(Records contained in a dataset)

☆ ☆ ☆ ☆ ☆ ☆ ☆

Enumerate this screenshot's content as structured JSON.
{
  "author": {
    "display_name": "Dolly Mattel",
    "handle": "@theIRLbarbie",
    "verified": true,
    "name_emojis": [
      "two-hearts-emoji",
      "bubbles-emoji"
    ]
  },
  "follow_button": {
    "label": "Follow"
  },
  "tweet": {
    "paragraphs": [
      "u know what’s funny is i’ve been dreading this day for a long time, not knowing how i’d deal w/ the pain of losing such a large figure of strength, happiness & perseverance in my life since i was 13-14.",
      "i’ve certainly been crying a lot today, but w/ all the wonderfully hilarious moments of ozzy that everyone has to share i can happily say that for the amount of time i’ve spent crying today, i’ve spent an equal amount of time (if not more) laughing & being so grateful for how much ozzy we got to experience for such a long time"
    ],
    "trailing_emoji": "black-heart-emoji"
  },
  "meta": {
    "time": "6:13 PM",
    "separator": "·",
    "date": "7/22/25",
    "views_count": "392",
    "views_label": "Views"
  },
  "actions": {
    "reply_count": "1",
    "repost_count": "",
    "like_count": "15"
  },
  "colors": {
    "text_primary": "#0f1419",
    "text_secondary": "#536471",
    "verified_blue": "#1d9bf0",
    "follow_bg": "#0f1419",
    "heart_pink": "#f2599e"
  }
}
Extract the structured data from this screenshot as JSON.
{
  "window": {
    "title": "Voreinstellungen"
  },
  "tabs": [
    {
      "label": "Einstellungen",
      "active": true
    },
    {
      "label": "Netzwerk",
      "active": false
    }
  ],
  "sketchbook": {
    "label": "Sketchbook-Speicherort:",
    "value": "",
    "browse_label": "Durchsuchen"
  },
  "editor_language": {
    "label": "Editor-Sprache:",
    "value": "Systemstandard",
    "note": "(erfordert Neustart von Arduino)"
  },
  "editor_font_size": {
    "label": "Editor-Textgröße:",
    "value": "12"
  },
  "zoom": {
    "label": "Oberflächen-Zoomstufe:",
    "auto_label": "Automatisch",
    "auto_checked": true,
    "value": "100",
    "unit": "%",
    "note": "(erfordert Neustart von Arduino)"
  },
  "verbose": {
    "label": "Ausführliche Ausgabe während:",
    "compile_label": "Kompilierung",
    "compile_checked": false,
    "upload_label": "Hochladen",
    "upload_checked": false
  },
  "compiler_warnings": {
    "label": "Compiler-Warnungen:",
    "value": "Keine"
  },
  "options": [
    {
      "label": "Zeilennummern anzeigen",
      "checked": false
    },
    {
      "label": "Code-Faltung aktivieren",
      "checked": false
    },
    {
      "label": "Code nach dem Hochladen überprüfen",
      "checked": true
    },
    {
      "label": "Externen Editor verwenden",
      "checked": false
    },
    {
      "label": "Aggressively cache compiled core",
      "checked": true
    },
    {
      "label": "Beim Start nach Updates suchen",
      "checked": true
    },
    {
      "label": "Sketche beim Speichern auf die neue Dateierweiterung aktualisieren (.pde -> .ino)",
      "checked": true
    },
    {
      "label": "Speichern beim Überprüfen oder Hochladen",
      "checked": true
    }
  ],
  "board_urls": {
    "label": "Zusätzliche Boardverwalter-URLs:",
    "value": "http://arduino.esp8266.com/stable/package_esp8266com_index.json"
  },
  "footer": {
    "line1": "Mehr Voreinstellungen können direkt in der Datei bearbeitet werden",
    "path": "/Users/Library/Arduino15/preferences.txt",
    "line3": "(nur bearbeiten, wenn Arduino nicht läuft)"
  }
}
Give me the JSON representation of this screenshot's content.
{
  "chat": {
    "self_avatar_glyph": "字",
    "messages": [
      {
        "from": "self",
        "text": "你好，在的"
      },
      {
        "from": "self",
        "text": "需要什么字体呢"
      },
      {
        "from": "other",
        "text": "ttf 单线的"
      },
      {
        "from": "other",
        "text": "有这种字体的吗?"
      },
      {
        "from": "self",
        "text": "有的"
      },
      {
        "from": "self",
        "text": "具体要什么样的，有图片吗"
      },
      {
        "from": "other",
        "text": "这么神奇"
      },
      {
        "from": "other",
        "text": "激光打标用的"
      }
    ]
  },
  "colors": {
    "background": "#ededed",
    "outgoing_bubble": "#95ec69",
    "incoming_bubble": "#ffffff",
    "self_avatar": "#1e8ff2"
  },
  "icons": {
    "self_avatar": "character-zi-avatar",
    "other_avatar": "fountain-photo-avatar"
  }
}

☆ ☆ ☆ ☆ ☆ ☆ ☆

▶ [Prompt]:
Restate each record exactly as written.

▶ [Answer for this exercise]:
Enumerate this screenshot's content as structured JSON.
{
  "author": {
    "display_name": "Dolly Mattel",
    "handle": "@theIRLbarbie",
    "verified": true,
    "name_emojis": [
      "two-hearts-emoji",
      "bubbles-emoji"
    ]
  },
  "follow_button": {
    "label": "Follow"
  },
  "tweet": {
    "paragraphs": [
      "u know what’s funny is i’ve been dreading this day for a long time, not knowing how i’d deal w/ the pain of losing such a large figure of strength, happiness & perseverance in my life since i was 13-14.",
      "i’ve certainly been crying a lot today, but w/ all the wonderfully hilarious moments of ozzy that everyone has to share i can happily say that for the amount of time i’ve spent crying today, i’ve spent an equal amount of time (if not more) laughing & being so grateful for how much ozzy we got to experience for such a long time"
    ],
    "trailing_emoji": "black-heart-emoji"
  },
  "meta": {
    "time": "6:13 PM",
    "separator": "·",
    "date": "7/22/25",
    "views_count": "392",
    "views_label": "Views"
  },
  "actions": {
    "reply_count": "1",
    "repost_count": "",
    "like_count": "15"
  },
  "colors": {
    "text_primary": "#0f1419",
    "text_secondary": "#536471",
    "verified_blue": "#1d9bf0",
    "follow_bg": "#0f1419",
    "heart_pink": "#f2599e"
  }
}
Extract the structured data from this screenshot as JSON.
{
  "window": {
    "title": "Voreinstellungen"
  },
  "tabs": [
    {
      "label": "Einstellungen",
      "active": true
    },
    {
      "label": "Netzwerk",
      "active": false
    }
  ],
  "sketchbook": {
    "label": "Sketchbook-Speicherort:",
    "value": "",
    "browse_label": "Durchsuchen"
  },
  "editor_language": {
    "label": "Editor-Sprache:",
    "value": "Systemstandard",
    "note": "(erfordert Neustart von Arduino)"
  },
  "editor_font_size": {
    "label": "Editor-Textgröße:",
    "value": "12"
  },
  "zoom": {
    "label": "Oberflächen-Zoomstufe:",
    "auto_label": "Automatisch",
    "auto_checked": true,
    "value": "100",
    "unit": "%",
    "note": "(erfordert Neustart von Arduino)"
  },
  "verbose": {
    "label": "Ausführliche Ausgabe während:",
    "compile_label": "Kompilierung",
    "compile_checked": false,
    "upload_label": "Hochladen",
    "upload_checked": false
  },
  "compiler_warnings": {
    "label": "Compiler-Warnungen:",
    "value": "Keine"
  },
  "options": [
    {
      "label": "Zeilennummern anzeigen",
      "checked": false
    },
    {
      "label": "Code-Faltung aktivieren",
      "checked": false
    },
    {
      "label": "Code nach dem Hochladen überprüfen",
      "checked": true
    },
    {
      "label": "Externen Editor verwenden",
      "checked": false
    },
    {
      "label": "Aggressively cache compiled core",
      "checked": true
    },
    {
      "label": "Beim Start nach Updates suchen",
      "checked": true
    },
    {
      "label": "Sketche beim Speichern auf die neue Dateierweiterung aktualisieren (.pde -> .ino)",
      "checked": true
    },
    {
      "label": "Speichern beim Überprüfen oder Hochladen",
      "checked": true
    }
  ],
  "board_urls": {
    "label": "Zusätzliche Boardverwalter-URLs:",
    "value": "http://arduino.esp8266.com/stable/package_esp8266com_index.json"
  },
  "footer": {
    "line1": "Mehr Voreinstellungen können direkt in der Datei bearbeitet werden",
    "path": "/Users/Library/Arduino15/preferences.txt",
    "line3": "(nur bearbeiten, wenn Arduino nicht läuft)"
  }
}
Give me the JSON representation of this screenshot's content.
{
  "chat": {
    "self_avatar_glyph": "字",
    "messages": [
      {
        "from": "self",
        "text": "你好，在的"
      },
      {
        "from": "self",
        "text": "需要什么字体呢"
      },
      {
        "from": "other",
        "text": "ttf 单线的"
      },
      {
        "from": "other",
        "text": "有这种字体的吗?"
      },
      {
        "from": "self",
        "text": "有的"
      },
      {
        "from": "self",
        "text": "具体要什么样的，有图片吗"
      },
      {
        "from": "other",
        "text": "这么神奇"
      },
      {
        "from": "other",
        "text": "激光打标用的"
      }
    ]
  },
  "colors": {
    "background": "#ededed",
    "outgoing_bubble": "#95ec69",
    "incoming_bubble": "#ffffff",
    "self_avatar": "#1e8ff2"
  },
  "icons": {
    "self_avatar": "character-zi-avatar",
    "other_avatar": "fountain-photo-avatar"
  }
}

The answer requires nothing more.